- **DIRECTIONS FOR THIS TASK**: Your answer should repeat every line of the records below in which the word "zoom" appears.
----- RECORDED INFORMATION -----
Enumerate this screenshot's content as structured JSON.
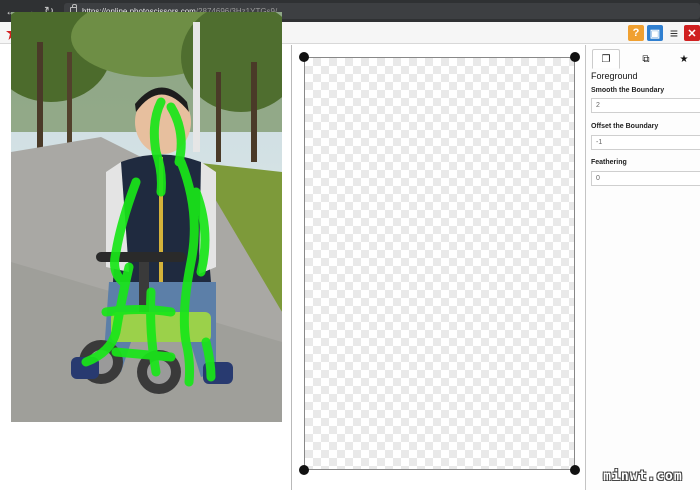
{
  "browser": {
    "url_host": "https://online.photoscissors.com",
    "url_path": "/2874696/3Hz1YTGs9/"
  },
  "toolbar": {
    "buttons": [
      {
        "name": "undo-icon",
        "glyph": "↶"
      },
      {
        "name": "redo-icon",
        "glyph": "↷"
      },
      {
        "name": "foreground-marker-icon",
        "glyph": "+"
      },
      {
        "name": "background-marker-icon",
        "glyph": "−"
      },
      {
        "name": "eraser-icon",
        "glyph": "⌫"
      },
      {
        "name": "move-icon",
        "glyph": "✥"
      },
      {
        "name": "zoom-in-icon",
        "glyph": "⊕"
      },
      {
        "name": "zoom-out-icon",
        "glyph": "⊖"
      },
      {
        "name": "zoom-fit-icon",
        "glyph": "⊙"
      },
      {
        "name": "zoom-actual-icon",
        "glyph": "⊚"
      }
    ],
    "active_tool": "foreground-marker-icon",
    "brush_size_level": 0.15,
    "right_buttons": [
      {
        "name": "help-icon",
        "glyph": "?",
        "color": "#f0a030"
      },
      {
        "name": "save-icon",
        "glyph": "▣",
        "color": "#2f7fd0"
      },
      {
        "name": "menu-icon",
        "glyph": "≡",
        "color": "#333333"
      },
      {
        "name": "close-icon",
        "glyph": "✕",
        "color": "#d02020"
      }
    ]
  },
  "panel": {
    "tabs": [
      {
        "name": "tab-foreground",
        "glyph": "❐"
      },
      {
        "name": "tab-background",
        "glyph": "⧉"
      },
      {
        "name": "tab-favorites",
        "glyph": "★"
      }
    ],
    "title": "Foreground",
    "fields": [
      {
        "label": "Smooth the Boundary",
        "value": "2"
      },
      {
        "label": "Offset the Boundary",
        "value": "-1"
      },
      {
        "label": "Feathering",
        "value": "0"
      }
    ]
  },
  "colors": {
    "marker_green": "#19e619",
    "toolbar_bg": "#f6f6f6",
    "chrome_bg": "#2f3133"
  },
  "watermark": "minwt.com"
}
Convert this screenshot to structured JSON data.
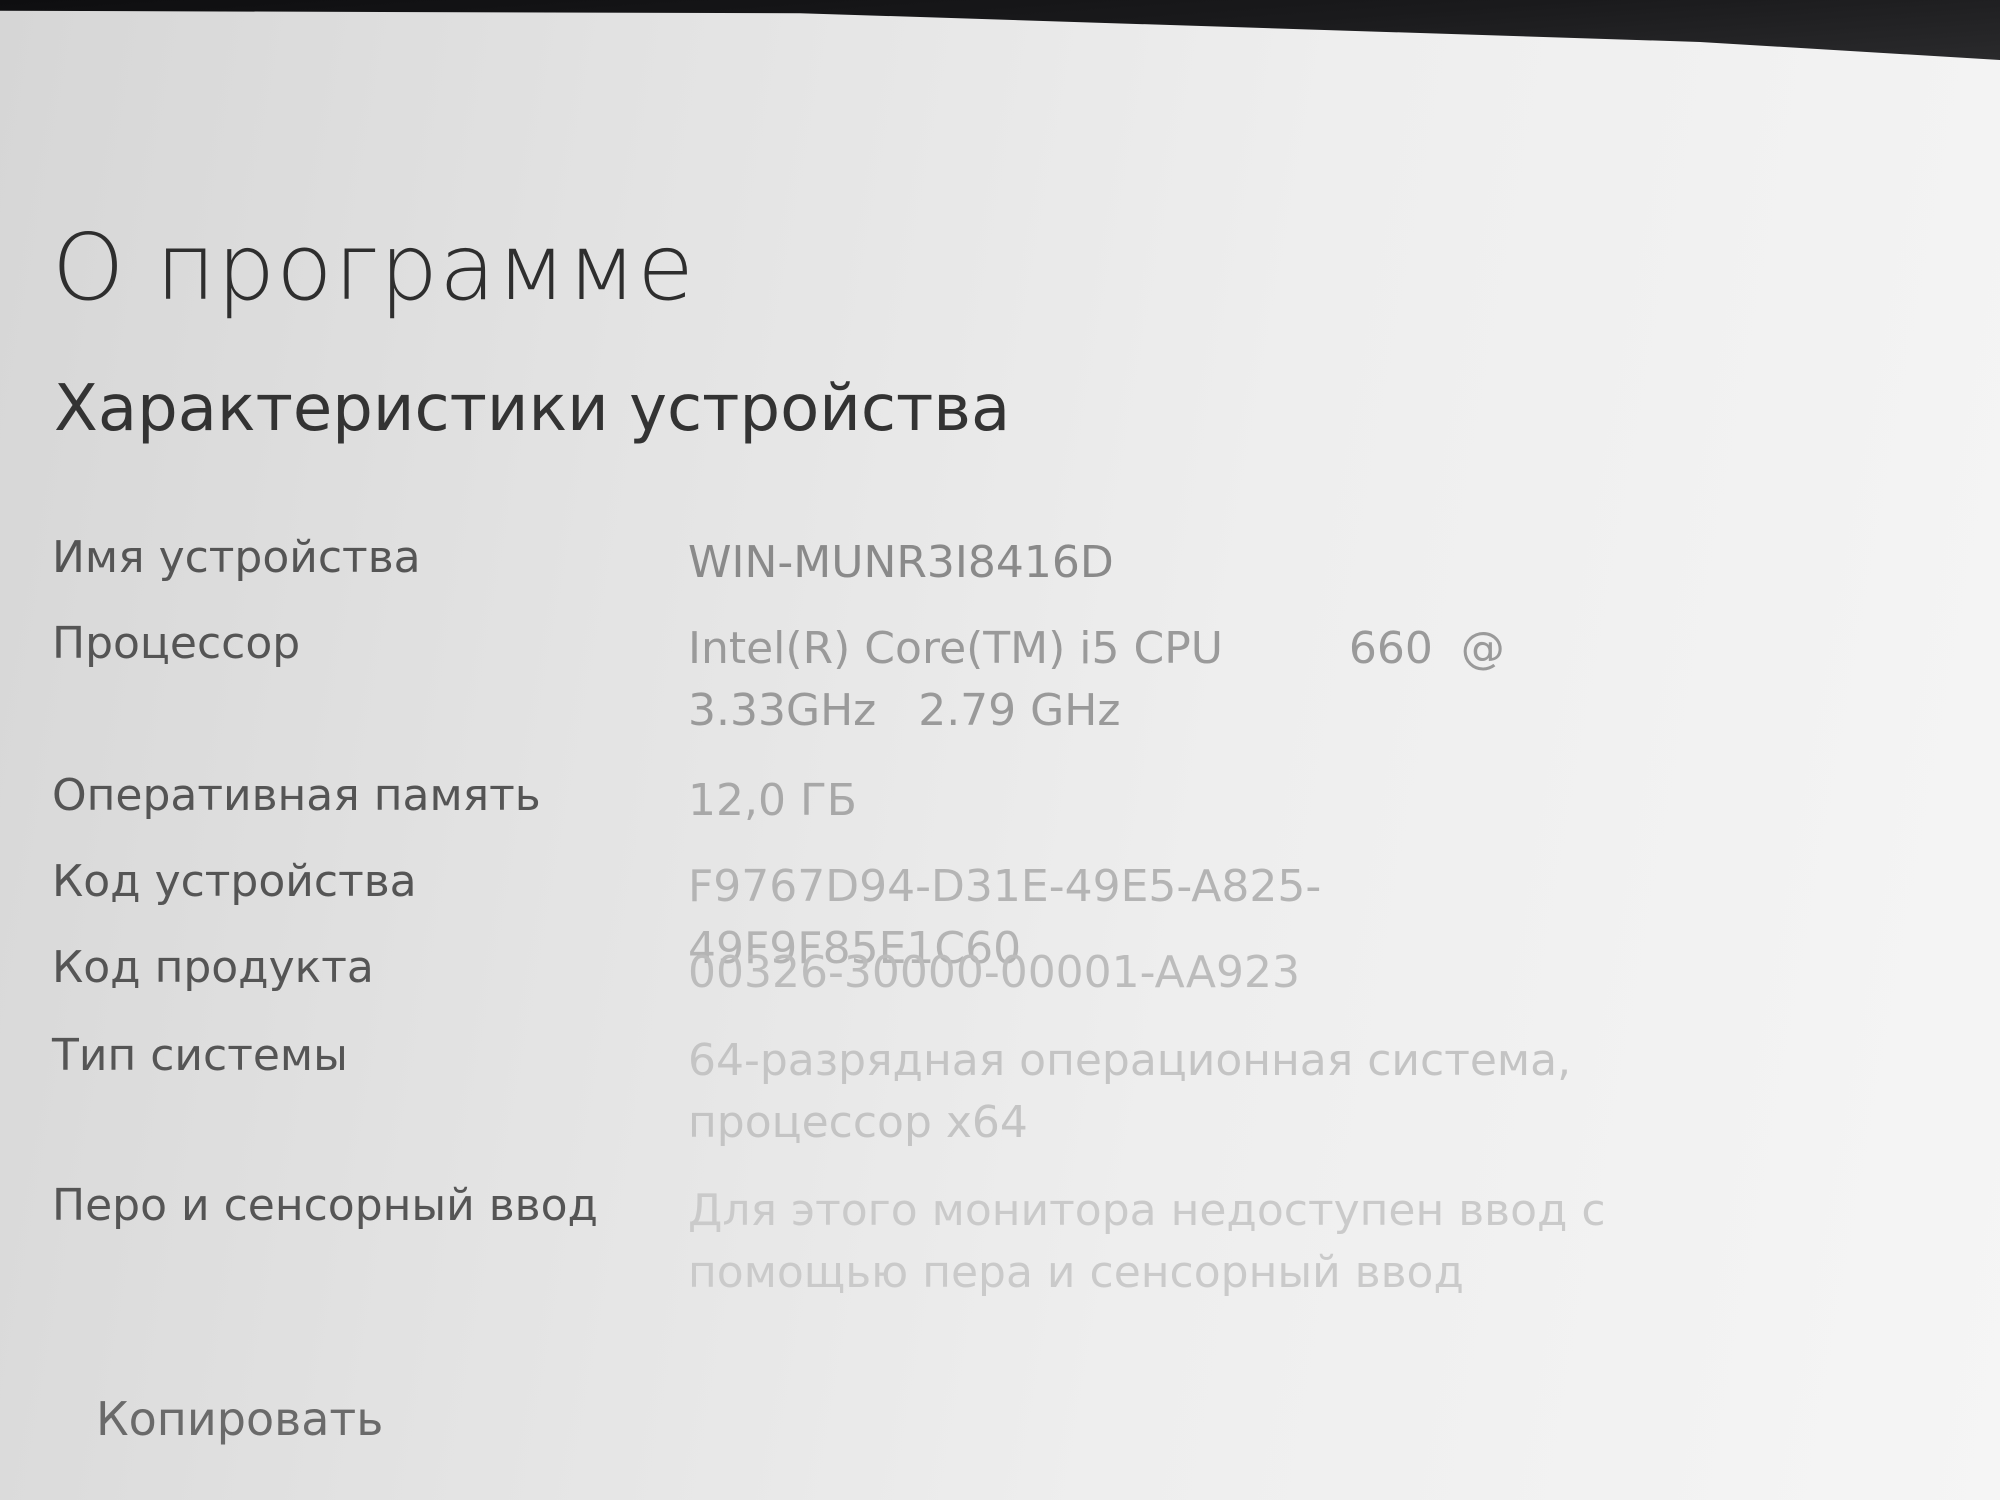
{
  "page": {
    "title": "О программе",
    "section_title": "Характеристики устройства"
  },
  "specs": [
    {
      "label": "Имя устройства",
      "value": "WIN-MUNR3I8416D"
    },
    {
      "label": "Процессор",
      "value": "Intel(R) Core(TM) i5 CPU         660  @ 3.33GHz   2.79 GHz"
    },
    {
      "label": "Оперативная память",
      "value": "12,0 ГБ"
    },
    {
      "label": "Код устройства",
      "value": "F9767D94-D31E-49E5-A825-49F9F85E1C60"
    },
    {
      "label": "Код продукта",
      "value": "00326-30000-00001-AA923"
    },
    {
      "label": "Тип системы",
      "value": "64-разрядная операционная система, процессор x64"
    },
    {
      "label": "Перо и сенсорный ввод",
      "value": "Для этого монитора недоступен ввод с помощью пера и сенсорный ввод"
    }
  ],
  "actions": {
    "copy_label": "Копировать"
  }
}
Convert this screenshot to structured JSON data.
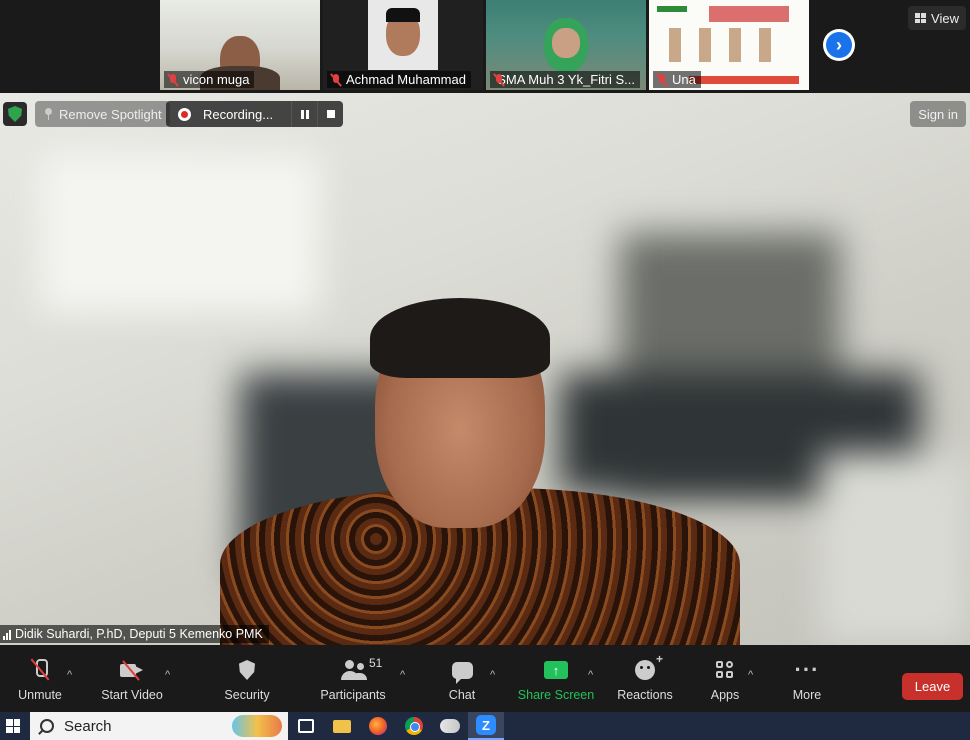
{
  "thumbnails": [
    {
      "name": "vicon muga",
      "muted": true
    },
    {
      "name": "Achmad Muhammad",
      "muted": true
    },
    {
      "name": "SMA Muh 3 Yk_Fitri S...",
      "muted": true
    },
    {
      "name": "Una",
      "muted": true
    }
  ],
  "view_button": {
    "label": "View",
    "icon": "grid-icon"
  },
  "spotlight": {
    "remove_label": "Remove Spotlight"
  },
  "recording": {
    "label": "Recording..."
  },
  "sign_in": {
    "label": "Sign in"
  },
  "active_speaker": {
    "name": "Didik Suhardi, P.hD, Deputi 5 Kemenko PMK"
  },
  "toolbar": {
    "unmute": "Unmute",
    "start_video": "Start Video",
    "security": "Security",
    "participants": "Participants",
    "participants_count": "51",
    "chat": "Chat",
    "share_screen": "Share Screen",
    "reactions": "Reactions",
    "apps": "Apps",
    "more": "More",
    "leave": "Leave"
  },
  "colors": {
    "share_green": "#23c15b",
    "leave_red": "#c7302b",
    "recording_red": "#e02828",
    "security_green": "#2ea44f"
  },
  "taskbar": {
    "search_label": "Search"
  }
}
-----
- **EXERCISE RESULT**:
        "name": "zoom-in-icon",
        "name": "zoom-out-icon",
        "name": "zoom-fit-icon",
        "name": "zoom-actual-icon",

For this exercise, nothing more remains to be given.